WHAT THIS TASK INVOLVES: For each line of the listing that includes the word "accent", show the whole line.

◆ ◆ ◆ ◆ ◆ ◆ ◆

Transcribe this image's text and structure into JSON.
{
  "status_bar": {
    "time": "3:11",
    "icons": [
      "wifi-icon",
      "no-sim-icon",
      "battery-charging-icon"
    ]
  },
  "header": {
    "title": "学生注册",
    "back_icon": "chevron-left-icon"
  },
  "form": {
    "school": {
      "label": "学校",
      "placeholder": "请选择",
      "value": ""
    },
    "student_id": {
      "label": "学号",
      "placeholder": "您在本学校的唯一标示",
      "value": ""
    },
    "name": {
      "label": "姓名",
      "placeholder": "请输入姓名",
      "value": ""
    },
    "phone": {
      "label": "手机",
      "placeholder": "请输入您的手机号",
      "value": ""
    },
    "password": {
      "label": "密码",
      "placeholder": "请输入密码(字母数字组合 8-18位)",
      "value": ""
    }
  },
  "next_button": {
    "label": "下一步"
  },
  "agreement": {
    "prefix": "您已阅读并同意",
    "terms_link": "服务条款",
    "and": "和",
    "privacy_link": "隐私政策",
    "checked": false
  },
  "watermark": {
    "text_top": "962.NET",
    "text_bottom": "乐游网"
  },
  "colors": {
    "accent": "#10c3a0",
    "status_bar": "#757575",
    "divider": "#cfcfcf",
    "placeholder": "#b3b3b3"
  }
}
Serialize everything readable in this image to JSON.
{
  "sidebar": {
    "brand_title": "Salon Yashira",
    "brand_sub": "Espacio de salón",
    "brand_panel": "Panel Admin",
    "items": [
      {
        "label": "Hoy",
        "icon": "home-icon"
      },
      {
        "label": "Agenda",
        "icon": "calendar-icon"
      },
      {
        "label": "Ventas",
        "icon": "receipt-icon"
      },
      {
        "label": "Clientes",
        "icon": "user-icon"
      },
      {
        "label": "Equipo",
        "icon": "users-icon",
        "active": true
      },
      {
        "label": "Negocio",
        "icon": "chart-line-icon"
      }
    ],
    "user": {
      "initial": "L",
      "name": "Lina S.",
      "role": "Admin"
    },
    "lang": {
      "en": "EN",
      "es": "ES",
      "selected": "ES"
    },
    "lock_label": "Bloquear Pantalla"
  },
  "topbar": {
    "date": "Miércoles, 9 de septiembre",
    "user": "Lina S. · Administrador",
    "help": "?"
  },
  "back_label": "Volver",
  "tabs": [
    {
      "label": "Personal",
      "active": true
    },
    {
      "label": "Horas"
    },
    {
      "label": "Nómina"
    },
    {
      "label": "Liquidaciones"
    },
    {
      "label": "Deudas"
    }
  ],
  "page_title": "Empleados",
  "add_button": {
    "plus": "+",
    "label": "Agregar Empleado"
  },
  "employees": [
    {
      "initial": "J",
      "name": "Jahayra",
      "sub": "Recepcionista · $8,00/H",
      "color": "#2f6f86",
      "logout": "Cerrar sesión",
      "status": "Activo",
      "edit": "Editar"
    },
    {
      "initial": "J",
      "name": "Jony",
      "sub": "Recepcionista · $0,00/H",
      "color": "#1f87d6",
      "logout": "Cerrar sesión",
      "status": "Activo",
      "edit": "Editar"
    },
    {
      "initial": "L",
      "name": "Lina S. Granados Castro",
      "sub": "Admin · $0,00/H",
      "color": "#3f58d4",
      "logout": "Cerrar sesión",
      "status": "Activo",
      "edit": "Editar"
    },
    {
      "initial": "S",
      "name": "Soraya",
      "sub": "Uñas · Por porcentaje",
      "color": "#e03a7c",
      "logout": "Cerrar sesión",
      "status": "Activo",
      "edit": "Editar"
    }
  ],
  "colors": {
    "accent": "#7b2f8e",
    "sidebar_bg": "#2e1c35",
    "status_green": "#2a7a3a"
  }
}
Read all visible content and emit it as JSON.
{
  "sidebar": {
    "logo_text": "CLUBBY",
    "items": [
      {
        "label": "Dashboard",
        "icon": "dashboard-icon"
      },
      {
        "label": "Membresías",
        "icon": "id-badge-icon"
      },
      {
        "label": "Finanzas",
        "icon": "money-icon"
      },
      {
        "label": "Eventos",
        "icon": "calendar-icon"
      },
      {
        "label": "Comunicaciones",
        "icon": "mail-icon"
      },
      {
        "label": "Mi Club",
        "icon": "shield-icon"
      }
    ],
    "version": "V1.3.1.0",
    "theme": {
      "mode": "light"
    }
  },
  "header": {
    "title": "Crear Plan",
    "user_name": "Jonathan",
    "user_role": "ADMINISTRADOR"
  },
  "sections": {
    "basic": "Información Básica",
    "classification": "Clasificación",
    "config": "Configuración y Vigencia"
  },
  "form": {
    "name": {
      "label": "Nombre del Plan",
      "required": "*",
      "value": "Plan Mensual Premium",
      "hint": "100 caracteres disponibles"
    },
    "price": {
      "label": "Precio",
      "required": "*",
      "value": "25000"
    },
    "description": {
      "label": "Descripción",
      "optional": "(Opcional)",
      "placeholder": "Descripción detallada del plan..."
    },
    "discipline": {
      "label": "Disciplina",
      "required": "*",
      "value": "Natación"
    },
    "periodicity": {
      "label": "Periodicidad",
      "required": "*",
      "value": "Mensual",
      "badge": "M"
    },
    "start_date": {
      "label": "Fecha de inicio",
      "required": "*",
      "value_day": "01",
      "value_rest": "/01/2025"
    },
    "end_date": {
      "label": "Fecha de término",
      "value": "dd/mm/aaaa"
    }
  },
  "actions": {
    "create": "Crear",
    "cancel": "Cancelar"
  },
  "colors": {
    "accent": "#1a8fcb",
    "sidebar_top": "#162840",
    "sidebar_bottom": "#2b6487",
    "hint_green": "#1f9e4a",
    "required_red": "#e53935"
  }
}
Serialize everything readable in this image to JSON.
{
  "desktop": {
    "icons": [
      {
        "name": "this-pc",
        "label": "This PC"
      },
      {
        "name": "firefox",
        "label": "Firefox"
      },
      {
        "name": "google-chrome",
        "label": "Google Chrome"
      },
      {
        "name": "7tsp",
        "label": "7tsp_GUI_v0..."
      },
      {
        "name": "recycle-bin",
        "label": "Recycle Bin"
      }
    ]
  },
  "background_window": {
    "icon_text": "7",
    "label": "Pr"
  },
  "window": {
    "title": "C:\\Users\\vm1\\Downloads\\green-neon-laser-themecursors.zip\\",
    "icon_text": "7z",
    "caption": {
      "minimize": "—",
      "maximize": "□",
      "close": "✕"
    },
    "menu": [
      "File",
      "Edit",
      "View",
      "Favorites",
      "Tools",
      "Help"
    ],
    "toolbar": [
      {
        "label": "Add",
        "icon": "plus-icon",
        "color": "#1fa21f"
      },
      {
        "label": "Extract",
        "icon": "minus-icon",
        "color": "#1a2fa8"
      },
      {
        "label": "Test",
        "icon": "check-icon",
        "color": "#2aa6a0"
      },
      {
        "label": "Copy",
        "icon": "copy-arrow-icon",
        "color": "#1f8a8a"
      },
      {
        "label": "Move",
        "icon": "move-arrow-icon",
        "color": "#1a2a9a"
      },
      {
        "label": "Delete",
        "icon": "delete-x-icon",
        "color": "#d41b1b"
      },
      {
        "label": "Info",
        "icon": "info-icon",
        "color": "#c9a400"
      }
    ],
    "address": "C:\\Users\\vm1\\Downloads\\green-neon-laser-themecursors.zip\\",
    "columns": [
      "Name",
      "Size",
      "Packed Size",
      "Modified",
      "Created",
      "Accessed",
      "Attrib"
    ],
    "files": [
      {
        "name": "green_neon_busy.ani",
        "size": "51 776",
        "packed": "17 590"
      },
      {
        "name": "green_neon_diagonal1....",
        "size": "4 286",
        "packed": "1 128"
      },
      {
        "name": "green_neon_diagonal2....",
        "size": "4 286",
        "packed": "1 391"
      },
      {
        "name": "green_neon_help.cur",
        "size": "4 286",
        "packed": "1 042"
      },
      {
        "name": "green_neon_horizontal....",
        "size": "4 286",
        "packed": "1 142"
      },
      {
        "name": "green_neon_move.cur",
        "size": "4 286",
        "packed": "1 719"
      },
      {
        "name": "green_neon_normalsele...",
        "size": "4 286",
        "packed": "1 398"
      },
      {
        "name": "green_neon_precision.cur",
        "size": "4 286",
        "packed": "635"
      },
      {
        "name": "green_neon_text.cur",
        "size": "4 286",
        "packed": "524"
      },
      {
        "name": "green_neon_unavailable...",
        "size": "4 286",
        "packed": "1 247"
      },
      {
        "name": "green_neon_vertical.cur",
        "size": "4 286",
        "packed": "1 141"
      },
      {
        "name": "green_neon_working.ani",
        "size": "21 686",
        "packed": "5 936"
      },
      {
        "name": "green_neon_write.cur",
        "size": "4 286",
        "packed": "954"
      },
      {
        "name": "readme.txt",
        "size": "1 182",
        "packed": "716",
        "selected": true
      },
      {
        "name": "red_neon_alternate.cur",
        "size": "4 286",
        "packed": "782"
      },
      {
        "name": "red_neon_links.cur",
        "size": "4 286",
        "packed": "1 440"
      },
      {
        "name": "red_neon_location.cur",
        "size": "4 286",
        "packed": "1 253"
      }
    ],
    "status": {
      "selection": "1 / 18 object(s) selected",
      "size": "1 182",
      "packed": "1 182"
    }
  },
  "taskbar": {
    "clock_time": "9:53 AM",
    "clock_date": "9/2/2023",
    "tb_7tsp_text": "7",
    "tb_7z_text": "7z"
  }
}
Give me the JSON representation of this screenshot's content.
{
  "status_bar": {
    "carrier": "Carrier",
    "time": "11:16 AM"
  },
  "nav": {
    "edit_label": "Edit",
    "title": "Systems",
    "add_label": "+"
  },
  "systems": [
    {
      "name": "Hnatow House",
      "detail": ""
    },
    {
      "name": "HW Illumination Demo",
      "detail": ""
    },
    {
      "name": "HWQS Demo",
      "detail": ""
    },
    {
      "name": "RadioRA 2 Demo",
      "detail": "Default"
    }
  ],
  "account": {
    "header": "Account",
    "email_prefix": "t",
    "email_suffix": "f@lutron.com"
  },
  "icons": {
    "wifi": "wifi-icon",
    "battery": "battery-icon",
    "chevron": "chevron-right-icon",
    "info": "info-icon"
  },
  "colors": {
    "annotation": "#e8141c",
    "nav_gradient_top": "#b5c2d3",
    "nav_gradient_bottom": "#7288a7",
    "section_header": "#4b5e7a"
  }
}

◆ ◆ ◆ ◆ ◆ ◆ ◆

RESULT FOR THIS EXERCISE:
    "accent": "#10c3a0",
    "accent": "#7b2f8e",
    "accent": "#1a8fcb",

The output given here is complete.